─── RECORDS TO USE ───

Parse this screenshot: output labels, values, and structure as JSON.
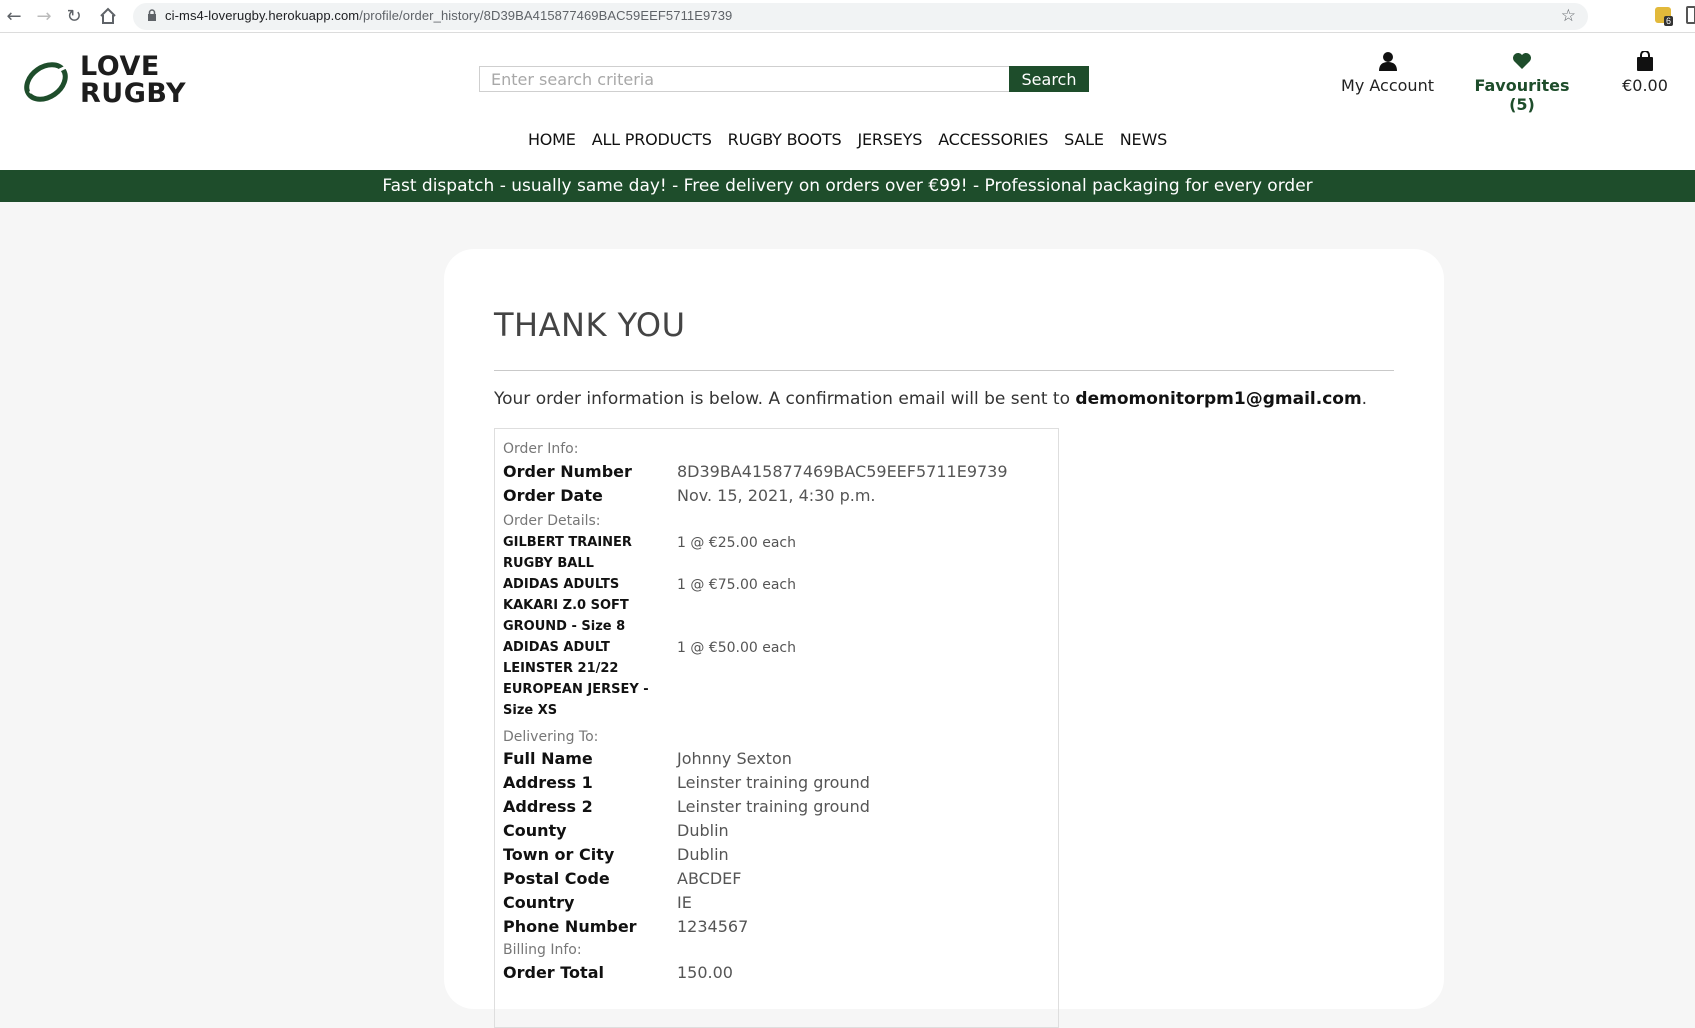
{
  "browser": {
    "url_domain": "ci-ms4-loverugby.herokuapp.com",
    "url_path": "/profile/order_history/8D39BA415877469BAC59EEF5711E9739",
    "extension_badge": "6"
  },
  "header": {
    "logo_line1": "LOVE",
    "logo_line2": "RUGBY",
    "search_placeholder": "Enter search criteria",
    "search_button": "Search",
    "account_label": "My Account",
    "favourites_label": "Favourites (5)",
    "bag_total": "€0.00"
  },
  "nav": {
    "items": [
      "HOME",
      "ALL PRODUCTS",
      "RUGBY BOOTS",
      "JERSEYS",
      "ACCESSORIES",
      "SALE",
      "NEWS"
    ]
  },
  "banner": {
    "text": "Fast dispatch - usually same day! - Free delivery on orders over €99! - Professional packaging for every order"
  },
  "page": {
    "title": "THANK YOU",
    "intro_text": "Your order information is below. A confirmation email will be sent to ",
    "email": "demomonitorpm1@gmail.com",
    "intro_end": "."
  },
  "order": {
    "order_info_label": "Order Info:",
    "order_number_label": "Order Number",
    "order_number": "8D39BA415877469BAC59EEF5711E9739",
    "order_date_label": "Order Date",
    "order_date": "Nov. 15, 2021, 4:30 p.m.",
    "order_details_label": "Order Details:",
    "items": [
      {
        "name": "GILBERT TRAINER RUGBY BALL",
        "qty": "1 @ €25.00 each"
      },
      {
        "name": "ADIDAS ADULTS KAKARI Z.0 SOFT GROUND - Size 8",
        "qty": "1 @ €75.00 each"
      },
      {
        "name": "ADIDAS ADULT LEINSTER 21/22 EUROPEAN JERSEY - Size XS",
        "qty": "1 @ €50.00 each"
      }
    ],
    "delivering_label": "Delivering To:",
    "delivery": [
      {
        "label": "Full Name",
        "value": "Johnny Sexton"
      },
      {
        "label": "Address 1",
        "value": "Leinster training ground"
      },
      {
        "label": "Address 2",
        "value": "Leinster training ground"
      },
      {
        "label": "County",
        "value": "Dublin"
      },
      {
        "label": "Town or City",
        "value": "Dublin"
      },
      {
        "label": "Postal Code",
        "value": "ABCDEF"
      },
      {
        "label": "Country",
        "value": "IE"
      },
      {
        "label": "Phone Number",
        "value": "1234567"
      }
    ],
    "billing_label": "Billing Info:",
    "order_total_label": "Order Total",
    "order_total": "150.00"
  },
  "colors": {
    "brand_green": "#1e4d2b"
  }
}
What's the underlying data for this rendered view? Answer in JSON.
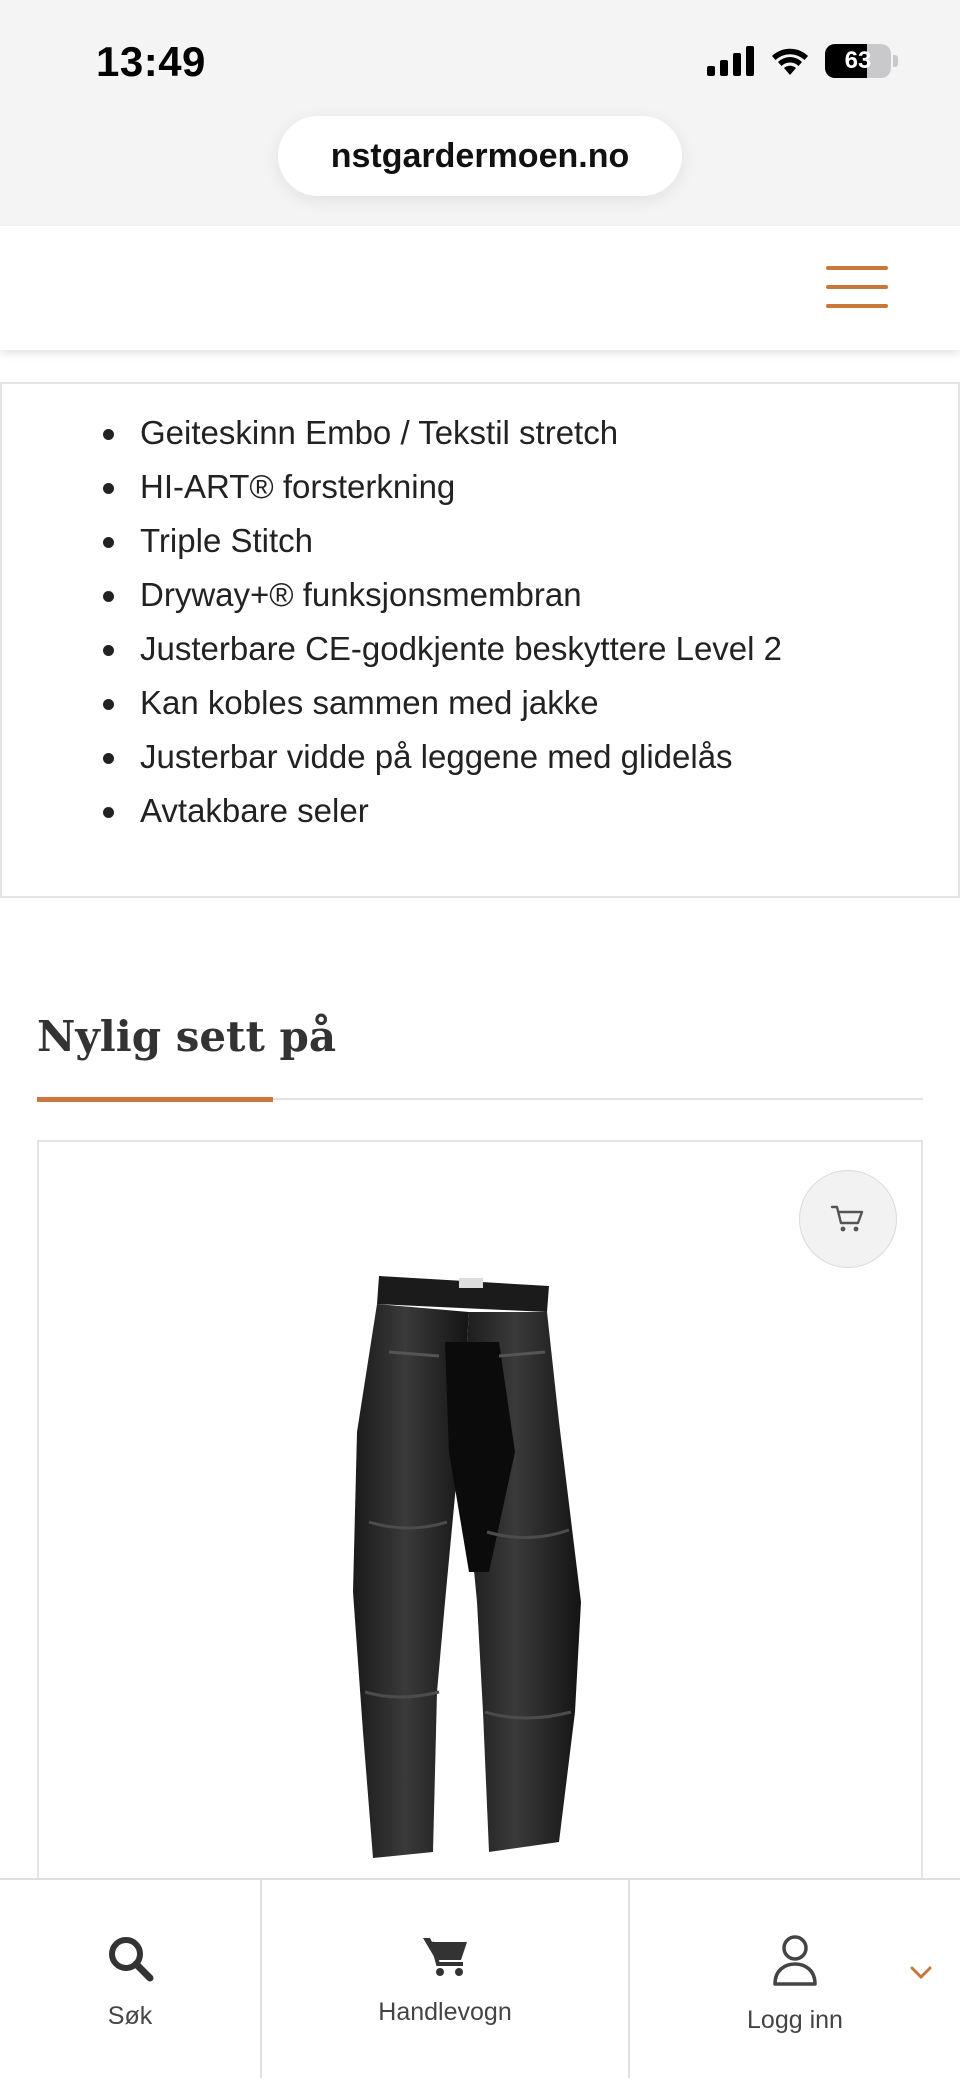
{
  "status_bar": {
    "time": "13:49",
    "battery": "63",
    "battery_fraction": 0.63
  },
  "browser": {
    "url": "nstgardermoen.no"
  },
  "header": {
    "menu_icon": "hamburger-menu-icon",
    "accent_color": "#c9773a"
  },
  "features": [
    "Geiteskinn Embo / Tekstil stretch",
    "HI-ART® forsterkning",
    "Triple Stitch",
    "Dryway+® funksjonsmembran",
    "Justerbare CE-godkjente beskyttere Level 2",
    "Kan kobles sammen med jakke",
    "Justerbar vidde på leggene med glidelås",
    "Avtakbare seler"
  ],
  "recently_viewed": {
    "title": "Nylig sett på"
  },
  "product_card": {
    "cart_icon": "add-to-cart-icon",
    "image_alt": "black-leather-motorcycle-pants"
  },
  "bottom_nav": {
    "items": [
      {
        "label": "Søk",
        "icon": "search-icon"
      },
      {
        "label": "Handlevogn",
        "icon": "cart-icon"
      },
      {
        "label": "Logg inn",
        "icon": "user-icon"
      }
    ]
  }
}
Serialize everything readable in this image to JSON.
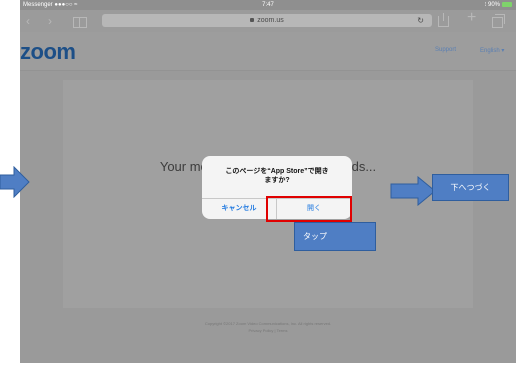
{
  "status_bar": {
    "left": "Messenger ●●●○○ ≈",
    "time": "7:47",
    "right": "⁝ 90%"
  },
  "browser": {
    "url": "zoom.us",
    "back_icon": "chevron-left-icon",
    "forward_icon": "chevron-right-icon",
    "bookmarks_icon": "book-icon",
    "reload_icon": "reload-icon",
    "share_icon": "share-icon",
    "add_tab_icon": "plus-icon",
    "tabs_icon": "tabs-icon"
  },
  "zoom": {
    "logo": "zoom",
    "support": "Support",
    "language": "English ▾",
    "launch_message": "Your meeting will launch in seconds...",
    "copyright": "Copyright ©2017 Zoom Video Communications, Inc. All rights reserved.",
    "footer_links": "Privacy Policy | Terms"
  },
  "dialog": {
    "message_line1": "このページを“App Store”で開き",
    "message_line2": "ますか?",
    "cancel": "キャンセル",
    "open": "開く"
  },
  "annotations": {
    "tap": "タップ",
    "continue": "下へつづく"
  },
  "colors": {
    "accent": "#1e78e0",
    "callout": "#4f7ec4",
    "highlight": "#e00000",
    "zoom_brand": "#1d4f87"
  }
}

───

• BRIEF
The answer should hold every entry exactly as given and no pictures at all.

• EXPECTED OUTPUT
Parse this screenshot: output labels, values, and structure as JSON.
{
  "browser": {
    "url_domain": "ci-ms4-loverugby.herokuapp.com",
    "url_path": "/profile/order_history/8D39BA415877469BAC59EEF5711E9739",
    "extension_badge": "6"
  },
  "header": {
    "logo_line1": "LOVE",
    "logo_line2": "RUGBY",
    "search_placeholder": "Enter search criteria",
    "search_button": "Search",
    "account_label": "My Account",
    "favourites_label": "Favourites (5)",
    "bag_total": "€0.00"
  },
  "nav": {
    "items": [
      "HOME",
      "ALL PRODUCTS",
      "RUGBY BOOTS",
      "JERSEYS",
      "ACCESSORIES",
      "SALE",
      "NEWS"
    ]
  },
  "banner": {
    "text": "Fast dispatch - usually same day! - Free delivery on orders over €99! - Professional packaging for every order"
  },
  "page": {
    "title": "THANK YOU",
    "intro_text": "Your order information is below. A confirmation email will be sent to ",
    "email": "demomonitorpm1@gmail.com",
    "intro_end": "."
  },
  "order": {
    "order_info_label": "Order Info:",
    "order_number_label": "Order Number",
    "order_number": "8D39BA415877469BAC59EEF5711E9739",
    "order_date_label": "Order Date",
    "order_date": "Nov. 15, 2021, 4:30 p.m.",
    "order_details_label": "Order Details:",
    "items": [
      {
        "name": "GILBERT TRAINER RUGBY BALL",
        "qty": "1 @ €25.00 each"
      },
      {
        "name": "ADIDAS ADULTS KAKARI Z.0 SOFT GROUND - Size 8",
        "qty": "1 @ €75.00 each"
      },
      {
        "name": "ADIDAS ADULT LEINSTER 21/22 EUROPEAN JERSEY - Size XS",
        "qty": "1 @ €50.00 each"
      }
    ],
    "delivering_label": "Delivering To:",
    "delivery": [
      {
        "label": "Full Name",
        "value": "Johnny Sexton"
      },
      {
        "label": "Address 1",
        "value": "Leinster training ground"
      },
      {
        "label": "Address 2",
        "value": "Leinster training ground"
      },
      {
        "label": "County",
        "value": "Dublin"
      },
      {
        "label": "Town or City",
        "value": "Dublin"
      },
      {
        "label": "Postal Code",
        "value": "ABCDEF"
      },
      {
        "label": "Country",
        "value": "IE"
      },
      {
        "label": "Phone Number",
        "value": "1234567"
      }
    ],
    "billing_label": "Billing Info:",
    "order_total_label": "Order Total",
    "order_total": "150.00"
  },
  "colors": {
    "brand_green": "#1e4d2b"
  }
}
What's the underlying data for this rendered view? Answer in JSON.
{
  "status_bar": {
    "time": "13:49",
    "battery": "63",
    "battery_fraction": 0.63
  },
  "browser": {
    "url": "nstgardermoen.no"
  },
  "header": {
    "menu_icon": "hamburger-menu-icon",
    "accent_color": "#c9773a"
  },
  "features": [
    "Geiteskinn Embo / Tekstil stretch",
    "HI-ART® forsterkning",
    "Triple Stitch",
    "Dryway+® funksjonsmembran",
    "Justerbare CE-godkjente beskyttere Level 2",
    "Kan kobles sammen med jakke",
    "Justerbar vidde på leggene med glidelås",
    "Avtakbare seler"
  ],
  "recently_viewed": {
    "title": "Nylig sett på"
  },
  "product_card": {
    "cart_icon": "add-to-cart-icon",
    "image_alt": "black-leather-motorcycle-pants"
  },
  "bottom_nav": {
    "items": [
      {
        "label": "Søk",
        "icon": "search-icon"
      },
      {
        "label": "Handlevogn",
        "icon": "cart-icon"
      },
      {
        "label": "Logg inn",
        "icon": "user-icon"
      }
    ]
  }
}
Serialize everything readable in this image to JSON.
{
  "status_bar": {
    "left": "Messenger ●●●○○ ≈",
    "time": "7:47",
    "right": "⁝ 90%"
  },
  "browser": {
    "url": "zoom.us",
    "back_icon": "chevron-left-icon",
    "forward_icon": "chevron-right-icon",
    "bookmarks_icon": "book-icon",
    "reload_icon": "reload-icon",
    "share_icon": "share-icon",
    "add_tab_icon": "plus-icon",
    "tabs_icon": "tabs-icon"
  },
  "zoom": {
    "logo": "zoom",
    "support": "Support",
    "language": "English ▾",
    "launch_message": "Your meeting will launch in seconds...",
    "copyright": "Copyright ©2017 Zoom Video Communications, Inc. All rights reserved.",
    "footer_links": "Privacy Policy | Terms"
  },
  "dialog": {
    "message_line1": "このページを“App Store”で開き",
    "message_line2": "ますか?",
    "cancel": "キャンセル",
    "open": "開く"
  },
  "annotations": {
    "tap": "タップ",
    "continue": "下へつづく"
  },
  "colors": {
    "accent": "#1e78e0",
    "callout": "#4f7ec4",
    "highlight": "#e00000",
    "zoom_brand": "#1d4f87"
  }
}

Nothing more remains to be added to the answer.